Restaurants have been forced into several adjustments, such as pricing and hiring retirees.
The restaurant industry is still facing its fair share of pandemic-related challenges. Both producers and consumers have seen prices for food, rent, gasoline, and a bevy of other goods increase steadily over the last year and even more so in the last few months.
The producer price index, or wholesale inflation, increased 8.6 percent in October year-over-year. Beef and veal (41.5 percent), pork (17 percent), and fats and oils (44.5 percent), each saw significant increases in cost, according to the Bureau of Labor Statistics. The cause for skyrocketing prices can partially be traced back to continued disruption of the supply chain. In late October, Goldman Sachs reported that roughly 77 ships were outside docks in Long Beach and Los Angeles, waiting to unload $24 billion worth of goods.
Staffing issues continue to plague operators of franchise and independent restaurants, as well. Accommodation and food services had 1.4 million job openings in September, according data from the Bureau of Labor Statistics. That’s up from 751,000 last year.

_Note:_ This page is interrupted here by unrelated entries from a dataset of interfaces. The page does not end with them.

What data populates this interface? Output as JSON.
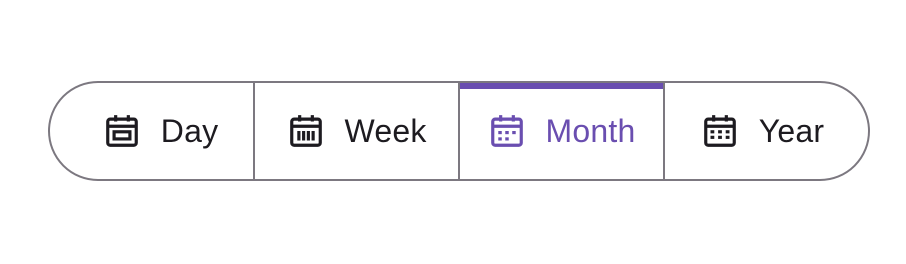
{
  "segmented_control": {
    "selected_index": 2,
    "accent_color": "#6a4eb0",
    "items": [
      {
        "label": "Day",
        "icon": "calendar-day-icon"
      },
      {
        "label": "Week",
        "icon": "calendar-week-icon"
      },
      {
        "label": "Month",
        "icon": "calendar-month-icon"
      },
      {
        "label": "Year",
        "icon": "calendar-year-icon"
      }
    ]
  }
}
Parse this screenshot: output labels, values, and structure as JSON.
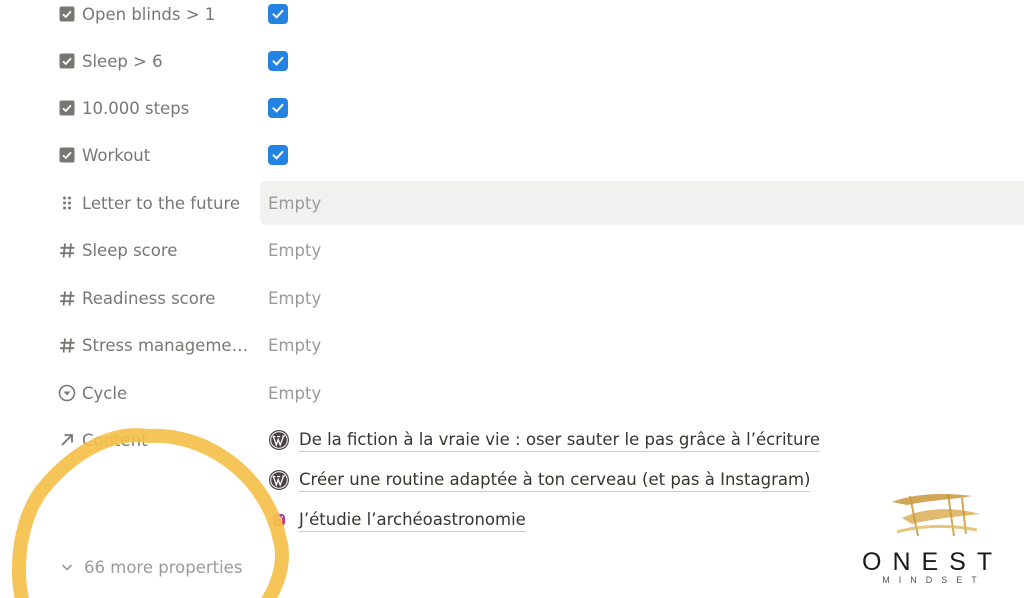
{
  "properties": [
    {
      "label": "Open blinds > 1",
      "icon": "checkbox-icon",
      "type": "checkbox",
      "checked": true
    },
    {
      "label": "Sleep > 6",
      "icon": "checkbox-icon",
      "type": "checkbox",
      "checked": true
    },
    {
      "label": "10.000 steps",
      "icon": "checkbox-icon",
      "type": "checkbox",
      "checked": true
    },
    {
      "label": "Workout",
      "icon": "checkbox-icon",
      "type": "checkbox",
      "checked": true
    },
    {
      "label": "Letter to the future",
      "icon": "drag-handle-icon",
      "type": "text",
      "value": "Empty"
    },
    {
      "label": "Sleep score",
      "icon": "hash-icon",
      "type": "number",
      "value": "Empty"
    },
    {
      "label": "Readiness score",
      "icon": "hash-icon",
      "type": "number",
      "value": "Empty"
    },
    {
      "label": "Stress managemen...",
      "icon": "hash-icon",
      "type": "number",
      "value": "Empty"
    },
    {
      "label": "Cycle",
      "icon": "status-icon",
      "type": "status",
      "value": "Empty"
    }
  ],
  "content_property": {
    "label": "Content",
    "icon": "relation-arrow-icon",
    "items": [
      {
        "title": "De la fiction à la vraie vie : oser sauter le pas grâce à l’écriture",
        "icon": "wordpress-icon"
      },
      {
        "title": "Créer une routine adaptée à ton cerveau (et pas à Instagram)",
        "icon": "wordpress-icon"
      },
      {
        "title": "J’étudie l’archéoastronomie",
        "icon": "instagram-icon"
      }
    ]
  },
  "more_properties": {
    "label": "66 more properties"
  },
  "logo": {
    "word": "ONEST",
    "sub": "MINDSET"
  },
  "colors": {
    "accent": "#2383e2",
    "label": "#787774",
    "placeholder": "#9b9a97",
    "hover": "#f1f1ef",
    "annotation": "#f5c04a",
    "logo_gold": "#c9973a"
  }
}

“If somebody said to me last year that 2021 would be harder than 2020 I would have laughed in their face,” Jim Balis, managing director of CapitalSpring’s Strategic Operation Group, says. “But here we are. Who knew operating in a post-pandemic setting would be harder than operating in a pandemic?”
CapitalSpring is a private investment firm that focuses specifically on investing in the restaurant industry. The firm has invested $2 billion in more than 60 brands across North America.
Balis says one of the major issues the industry continuously deals with is the gummed-up supply chain. Operators are aware of consequences brought on by delays (increased costs of goods, equipment shortages, etc.), but he says new issues are arising.
The effects of inflation are being felt and restaurant owners must determine how to salvage margins.
“Right around the beginning of Q2 is when we started to see those [inflationary] pressures hit,” he says. “We have close to 3,000 restaurants that we’re involved with and through that we started speaking with experts and various brands to discuss with them how to be proactive and reactive to what was happening in the market at that time … It’s really about protecting margins.”
The easiest way for restaurants to offset inflation and protect margins is through pricing, Balis says.
“Historically restaurants have taken price one to two times a year,” he says. “We’re seeing companies take price four times this year, with another price increase potentially coming.”
As menu prices increase it would be logical to think customers would be weary of spending more money on the same product that cost less just months ago, but that isn’t the case says Balis. Because inflation is happening across the board (at gas stations, grocery stores, etc.) consumers are not turned off by the costs passed onto them.
“At some point the consumer is going to say enough is enough,” he says. “But today, grocery costs are going up, as well. The consumer is looking at the alternative and realizing going out to eat isn’t much more than cooking at home, and in some cases dining out is potentially less expensive.”
Brands can also save costs through other direct measures like managing their utilities more effectively. Balis says restaurants should look into technologies that do a better job of managing climate inside stores and energy consumed by equipment that isn’t being operated. According to the consumer price index, energy costs were up 30 percent in October compared to a year ago. Restaurants can also leverage kiosks, which are contactless and help with labor costs.
Properly staffing restaurants continues to be another major issue operators are facing. With many companies increasing wages, offering better benefits, and enticing potential hires with incentives like free child care, those looking to fill open positions are forced to get creative when it comes to attracting new talent.
Balis says some restaurants under the CapitalSpring umbrella have used nontraditional methods. Potential hires will sometimes be offered a $250 cash bonus or $100 worth of Bitcoin. Many of them, he says, end up selecting Bitcoin.
“We’ve had some success offering Bitcoin as an incentive to come work for us,” he says. “We’ve seen some success with that both in getting applicants and retention. … We’ve had to be very scrappy around labor.”
Being scrappy means seeking potential hires from unusual pools of workers. Balis says some restaurants have had success hiring retirees. Hiring someone who was formerly retired fills the obvious need for workers, but it also has an unforeseen benefit, he says. The older workers in many instances provide a morale boost in the restaurant and often act as a mentor and parental figure for the other workers while on the clock.
“They’ve been very good for the culture,” he says. “That’s been a positive consequence.”
While there isn’t a panacea for the issues surrounding staffing shortages and supply chain hold ups, Balis says morale in the industry isn’t waning. He says he hopes to see relief from inflationary pressures by Q2.
Those in the business are strapping in and figuring out the best way to face the issues plaguing their industry, he says. Owners are doing their best to adapt to a challenging landscape, being pragmatic when they can, and saving on costs when possible. Having to secure goods through different vendors or settling for lesser quality paper products is becoming more common, but that isn’t a deterrent.
“We’re just reacting to it,” Balis says. “Navigating through the stormy waters of the supply chain. Rather than wallowing in the misery of it all, we’re saying now is the time. It really is a reflection of who we are as operators. I think that’s more of the mentality right now.”